### What this task involves:
Write out every line below again exactly as it stands, skipping each image.

### Materials provided:
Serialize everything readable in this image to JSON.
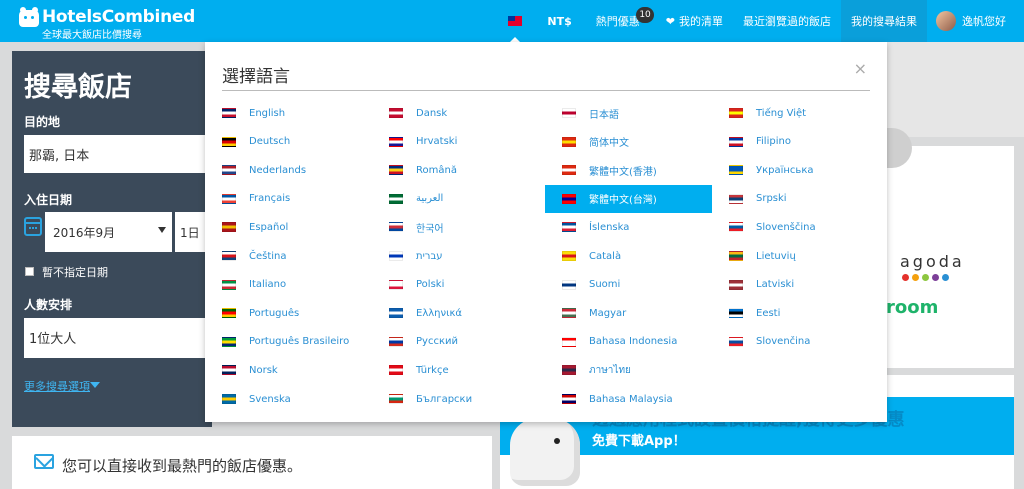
{
  "header": {
    "brand": "HotelsCombined",
    "tagline": "全球最大飯店比價搜尋",
    "currency": "NT$",
    "hot_deals": "熱門優惠",
    "hot_deals_count": "10",
    "wishlist": "我的清單",
    "recent_viewed": "最近瀏覽過的飯店",
    "my_results": "我的搜尋結果",
    "user": "逸帆您好"
  },
  "search": {
    "title": "搜尋飯店",
    "destination_label": "目的地",
    "destination_value": "那霸, 日本",
    "checkin_label": "入住日期",
    "month_value": "2016年9月",
    "day_value": "1日",
    "no_date_label": "暫不指定日期",
    "guests_label": "人數安排",
    "guests_value": "1位大人",
    "more_options": "更多搜尋選項"
  },
  "deals_card": {
    "text": "您可以直接收到最熱門的飯店優惠。"
  },
  "partners": {
    "agoda": "agoda",
    "agoda_dot_colors": [
      "#e4322b",
      "#f4a00e",
      "#8dc63f",
      "#7c3f98",
      "#2a8fd3"
    ],
    "room": "room"
  },
  "app_banner": {
    "blurred_text": "透過應用程式設置價格提醒,獲得更多優惠",
    "cta": "免費下載App！"
  },
  "language_modal": {
    "title": "選擇語言",
    "close": "×",
    "selected": "繁體中文(台灣)",
    "columns": [
      [
        "English",
        "Deutsch",
        "Nederlands",
        "Français",
        "Español",
        "Čeština",
        "Italiano",
        "Português",
        "Português Brasileiro",
        "Norsk",
        "Svenska"
      ],
      [
        "Dansk",
        "Hrvatski",
        "Română",
        "العربية",
        "한국어",
        "עברית",
        "Polski",
        "Ελληνικά",
        "Русский",
        "Türkçe",
        "Български"
      ],
      [
        "日本語",
        "简体中文",
        "繁體中文(香港)",
        "繁體中文(台灣)",
        "Íslenska",
        "Català",
        "Suomi",
        "Magyar",
        "Bahasa Indonesia",
        "ภาษาไทย",
        "Bahasa Malaysia"
      ],
      [
        "Tiếng Việt",
        "Filipino",
        "Українська",
        "Srpski",
        "Slovenščina",
        "Lietuvių",
        "Latviski",
        "Eesti",
        "Slovenčina"
      ]
    ],
    "flag_colors": [
      [
        [
          "#012169",
          "#ffffff",
          "#c8102e"
        ],
        [
          "#000000",
          "#dd0000",
          "#ffce00"
        ],
        [
          "#ae1c28",
          "#ffffff",
          "#21468b"
        ],
        [
          "#0055a4",
          "#ffffff",
          "#ef4135"
        ],
        [
          "#aa151b",
          "#f1bf00",
          "#aa151b"
        ],
        [
          "#ffffff",
          "#d7141a",
          "#11457e"
        ],
        [
          "#009246",
          "#ffffff",
          "#ce2b37"
        ],
        [
          "#006600",
          "#ff0000",
          "#ffcc00"
        ],
        [
          "#009c3b",
          "#ffdf00",
          "#002776"
        ],
        [
          "#ba0c2f",
          "#ffffff",
          "#00205b"
        ],
        [
          "#006aa7",
          "#fecc00",
          "#006aa7"
        ]
      ],
      [
        [
          "#c60c30",
          "#ffffff",
          "#c60c30"
        ],
        [
          "#ff0000",
          "#ffffff",
          "#171796"
        ],
        [
          "#002b7f",
          "#fcd116",
          "#ce1126"
        ],
        [
          "#006c35",
          "#ffffff",
          "#006c35"
        ],
        [
          "#ffffff",
          "#cd2e3a",
          "#0047a0"
        ],
        [
          "#ffffff",
          "#0038b8",
          "#ffffff"
        ],
        [
          "#ffffff",
          "#ffffff",
          "#dc143c"
        ],
        [
          "#0d5eaf",
          "#ffffff",
          "#0d5eaf"
        ],
        [
          "#ffffff",
          "#0039a6",
          "#d52b1e"
        ],
        [
          "#e30a17",
          "#ffffff",
          "#e30a17"
        ],
        [
          "#ffffff",
          "#00966e",
          "#d62612"
        ]
      ],
      [
        [
          "#ffffff",
          "#bc002d",
          "#ffffff"
        ],
        [
          "#de2910",
          "#ffde00",
          "#de2910"
        ],
        [
          "#de2910",
          "#ffffff",
          "#de2910"
        ],
        [
          "#fe0000",
          "#000095",
          "#fe0000"
        ],
        [
          "#02529c",
          "#ffffff",
          "#dc1e35"
        ],
        [
          "#fcdd09",
          "#da121a",
          "#fcdd09"
        ],
        [
          "#ffffff",
          "#003580",
          "#ffffff"
        ],
        [
          "#ce2939",
          "#ffffff",
          "#477050"
        ],
        [
          "#ff0000",
          "#ffffff",
          "#ffffff"
        ],
        [
          "#a51931",
          "#2d2a4a",
          "#a51931"
        ],
        [
          "#cc0001",
          "#ffffff",
          "#010066"
        ]
      ],
      [
        [
          "#da251d",
          "#ffff00",
          "#da251d"
        ],
        [
          "#0038a8",
          "#ffffff",
          "#ce1126"
        ],
        [
          "#0057b7",
          "#0057b7",
          "#ffd700"
        ],
        [
          "#c6363c",
          "#0c4076",
          "#ffffff"
        ],
        [
          "#ffffff",
          "#005da4",
          "#ed1c24"
        ],
        [
          "#fdb913",
          "#006a44",
          "#c1272d"
        ],
        [
          "#9e3039",
          "#ffffff",
          "#9e3039"
        ],
        [
          "#0072ce",
          "#000000",
          "#ffffff"
        ],
        [
          "#ffffff",
          "#0b4ea2",
          "#ee1c25"
        ]
      ]
    ]
  }
}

### Answer below:
Serialize everything readable in this image to JSON.
{
  "header": {
    "brand": "HotelsCombined",
    "tagline": "全球最大飯店比價搜尋",
    "currency": "NT$",
    "hot_deals": "熱門優惠",
    "hot_deals_count": "10",
    "wishlist": "我的清單",
    "recent_viewed": "最近瀏覽過的飯店",
    "my_results": "我的搜尋結果",
    "user": "逸帆您好"
  },
  "search": {
    "title": "搜尋飯店",
    "destination_label": "目的地",
    "destination_value": "那霸, 日本",
    "checkin_label": "入住日期",
    "month_value": "2016年9月",
    "day_value": "1日",
    "no_date_label": "暫不指定日期",
    "guests_label": "人數安排",
    "guests_value": "1位大人",
    "more_options": "更多搜尋選項"
  },
  "deals_card": {
    "text": "您可以直接收到最熱門的飯店優惠。"
  },
  "partners": {
    "agoda": "agoda",
    "agoda_dot_colors": [
      "#e4322b",
      "#f4a00e",
      "#8dc63f",
      "#7c3f98",
      "#2a8fd3"
    ],
    "room": "room"
  },
  "app_banner": {
    "blurred_text": "透過應用程式設置價格提醒,獲得更多優惠",
    "cta": "免費下載App！"
  },
  "language_modal": {
    "title": "選擇語言",
    "close": "×",
    "selected": "繁體中文(台灣)",
    "columns": [
      [
        "English",
        "Deutsch",
        "Nederlands",
        "Français",
        "Español",
        "Čeština",
        "Italiano",
        "Português",
        "Português Brasileiro",
        "Norsk",
        "Svenska"
      ],
      [
        "Dansk",
        "Hrvatski",
        "Română",
        "العربية",
        "한국어",
        "עברית",
        "Polski",
        "Ελληνικά",
        "Русский",
        "Türkçe",
        "Български"
      ],
      [
        "日本語",
        "简体中文",
        "繁體中文(香港)",
        "繁體中文(台灣)",
        "Íslenska",
        "Català",
        "Suomi",
        "Magyar",
        "Bahasa Indonesia",
        "ภาษาไทย",
        "Bahasa Malaysia"
      ],
      [
        "Tiếng Việt",
        "Filipino",
        "Українська",
        "Srpski",
        "Slovenščina",
        "Lietuvių",
        "Latviski",
        "Eesti",
        "Slovenčina"
      ]
    ],
    "flag_colors": [
      [
        [
          "#012169",
          "#ffffff",
          "#c8102e"
        ],
        [
          "#000000",
          "#dd0000",
          "#ffce00"
        ],
        [
          "#ae1c28",
          "#ffffff",
          "#21468b"
        ],
        [
          "#0055a4",
          "#ffffff",
          "#ef4135"
        ],
        [
          "#aa151b",
          "#f1bf00",
          "#aa151b"
        ],
        [
          "#ffffff",
          "#d7141a",
          "#11457e"
        ],
        [
          "#009246",
          "#ffffff",
          "#ce2b37"
        ],
        [
          "#006600",
          "#ff0000",
          "#ffcc00"
        ],
        [
          "#009c3b",
          "#ffdf00",
          "#002776"
        ],
        [
          "#ba0c2f",
          "#ffffff",
          "#00205b"
        ],
        [
          "#006aa7",
          "#fecc00",
          "#006aa7"
        ]
      ],
      [
        [
          "#c60c30",
          "#ffffff",
          "#c60c30"
        ],
        [
          "#ff0000",
          "#ffffff",
          "#171796"
        ],
        [
          "#002b7f",
          "#fcd116",
          "#ce1126"
        ],
        [
          "#006c35",
          "#ffffff",
          "#006c35"
        ],
        [
          "#ffffff",
          "#cd2e3a",
          "#0047a0"
        ],
        [
          "#ffffff",
          "#0038b8",
          "#ffffff"
        ],
        [
          "#ffffff",
          "#ffffff",
          "#dc143c"
        ],
        [
          "#0d5eaf",
          "#ffffff",
          "#0d5eaf"
        ],
        [
          "#ffffff",
          "#0039a6",
          "#d52b1e"
        ],
        [
          "#e30a17",
          "#ffffff",
          "#e30a17"
        ],
        [
          "#ffffff",
          "#00966e",
          "#d62612"
        ]
      ],
      [
        [
          "#ffffff",
          "#bc002d",
          "#ffffff"
        ],
        [
          "#de2910",
          "#ffde00",
          "#de2910"
        ],
        [
          "#de2910",
          "#ffffff",
          "#de2910"
        ],
        [
          "#fe0000",
          "#000095",
          "#fe0000"
        ],
        [
          "#02529c",
          "#ffffff",
          "#dc1e35"
        ],
        [
          "#fcdd09",
          "#da121a",
          "#fcdd09"
        ],
        [
          "#ffffff",
          "#003580",
          "#ffffff"
        ],
        [
          "#ce2939",
          "#ffffff",
          "#477050"
        ],
        [
          "#ff0000",
          "#ffffff",
          "#ffffff"
        ],
        [
          "#a51931",
          "#2d2a4a",
          "#a51931"
        ],
        [
          "#cc0001",
          "#ffffff",
          "#010066"
        ]
      ],
      [
        [
          "#da251d",
          "#ffff00",
          "#da251d"
        ],
        [
          "#0038a8",
          "#ffffff",
          "#ce1126"
        ],
        [
          "#0057b7",
          "#0057b7",
          "#ffd700"
        ],
        [
          "#c6363c",
          "#0c4076",
          "#ffffff"
        ],
        [
          "#ffffff",
          "#005da4",
          "#ed1c24"
        ],
        [
          "#fdb913",
          "#006a44",
          "#c1272d"
        ],
        [
          "#9e3039",
          "#ffffff",
          "#9e3039"
        ],
        [
          "#0072ce",
          "#000000",
          "#ffffff"
        ],
        [
          "#ffffff",
          "#0b4ea2",
          "#ee1c25"
        ]
      ]
    ]
  }
}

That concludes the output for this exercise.